:: What is required ::
The output should be identical to the entries that follow.

:: Supplied data ::
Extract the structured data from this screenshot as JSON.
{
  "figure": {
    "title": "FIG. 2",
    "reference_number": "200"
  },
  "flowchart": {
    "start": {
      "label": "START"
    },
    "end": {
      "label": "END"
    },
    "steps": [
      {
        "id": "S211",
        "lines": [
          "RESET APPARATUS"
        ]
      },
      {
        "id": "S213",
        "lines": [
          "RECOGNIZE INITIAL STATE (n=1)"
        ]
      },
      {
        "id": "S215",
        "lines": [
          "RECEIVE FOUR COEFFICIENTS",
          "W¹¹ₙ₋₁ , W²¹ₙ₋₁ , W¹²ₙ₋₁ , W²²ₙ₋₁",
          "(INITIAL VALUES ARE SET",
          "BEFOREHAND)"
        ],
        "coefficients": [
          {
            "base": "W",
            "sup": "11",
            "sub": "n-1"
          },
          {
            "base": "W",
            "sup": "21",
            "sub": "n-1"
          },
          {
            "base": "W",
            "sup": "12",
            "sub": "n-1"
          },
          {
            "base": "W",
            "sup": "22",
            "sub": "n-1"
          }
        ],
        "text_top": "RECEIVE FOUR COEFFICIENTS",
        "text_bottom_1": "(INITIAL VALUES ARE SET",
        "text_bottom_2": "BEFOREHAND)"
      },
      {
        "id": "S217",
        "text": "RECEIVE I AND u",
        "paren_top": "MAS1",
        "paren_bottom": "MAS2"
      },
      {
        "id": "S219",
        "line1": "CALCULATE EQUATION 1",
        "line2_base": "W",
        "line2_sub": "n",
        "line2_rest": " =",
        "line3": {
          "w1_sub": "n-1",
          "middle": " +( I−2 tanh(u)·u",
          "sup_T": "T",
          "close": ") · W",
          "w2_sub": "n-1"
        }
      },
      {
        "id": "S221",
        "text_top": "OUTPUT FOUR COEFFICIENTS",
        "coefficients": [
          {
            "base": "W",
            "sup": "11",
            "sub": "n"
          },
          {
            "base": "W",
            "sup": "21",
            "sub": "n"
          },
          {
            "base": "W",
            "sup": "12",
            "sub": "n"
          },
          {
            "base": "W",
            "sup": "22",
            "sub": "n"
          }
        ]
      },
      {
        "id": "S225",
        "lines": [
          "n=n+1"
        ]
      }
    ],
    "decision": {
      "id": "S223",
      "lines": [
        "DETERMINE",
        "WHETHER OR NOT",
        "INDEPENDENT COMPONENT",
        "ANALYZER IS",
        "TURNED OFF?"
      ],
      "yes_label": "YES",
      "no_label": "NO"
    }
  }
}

:: Answer to this task ::
Extract the structured data from this screenshot as JSON.
{
  "figure": {
    "title": "FIG. 2",
    "reference_number": "200"
  },
  "flowchart": {
    "start": {
      "label": "START"
    },
    "end": {
      "label": "END"
    },
    "steps": [
      {
        "id": "S211",
        "lines": [
          "RESET APPARATUS"
        ]
      },
      {
        "id": "S213",
        "lines": [
          "RECOGNIZE INITIAL STATE (n=1)"
        ]
      },
      {
        "id": "S215",
        "lines": [
          "RECEIVE FOUR COEFFICIENTS",
          "W¹¹ₙ₋₁ , W²¹ₙ₋₁ , W¹²ₙ₋₁ , W²²ₙ₋₁",
          "(INITIAL VALUES ARE SET",
          "BEFOREHAND)"
        ],
        "coefficients": [
          {
            "base": "W",
            "sup": "11",
            "sub": "n-1"
          },
          {
            "base": "W",
            "sup": "21",
            "sub": "n-1"
          },
          {
            "base": "W",
            "sup": "12",
            "sub": "n-1"
          },
          {
            "base": "W",
            "sup": "22",
            "sub": "n-1"
          }
        ],
        "text_top": "RECEIVE FOUR COEFFICIENTS",
        "text_bottom_1": "(INITIAL VALUES ARE SET",
        "text_bottom_2": "BEFOREHAND)"
      },
      {
        "id": "S217",
        "text": "RECEIVE I AND u",
        "paren_top": "MAS1",
        "paren_bottom": "MAS2"
      },
      {
        "id": "S219",
        "line1": "CALCULATE EQUATION 1",
        "line2_base": "W",
        "line2_sub": "n",
        "line2_rest": " =",
        "line3": {
          "w1_sub": "n-1",
          "middle": " +( I−2 tanh(u)·u",
          "sup_T": "T",
          "close": ") · W",
          "w2_sub": "n-1"
        }
      },
      {
        "id": "S221",
        "text_top": "OUTPUT FOUR COEFFICIENTS",
        "coefficients": [
          {
            "base": "W",
            "sup": "11",
            "sub": "n"
          },
          {
            "base": "W",
            "sup": "21",
            "sub": "n"
          },
          {
            "base": "W",
            "sup": "12",
            "sub": "n"
          },
          {
            "base": "W",
            "sup": "22",
            "sub": "n"
          }
        ]
      },
      {
        "id": "S225",
        "lines": [
          "n=n+1"
        ]
      }
    ],
    "decision": {
      "id": "S223",
      "lines": [
        "DETERMINE",
        "WHETHER OR NOT",
        "INDEPENDENT COMPONENT",
        "ANALYZER IS",
        "TURNED OFF?"
      ],
      "yes_label": "YES",
      "no_label": "NO"
    }
  }
}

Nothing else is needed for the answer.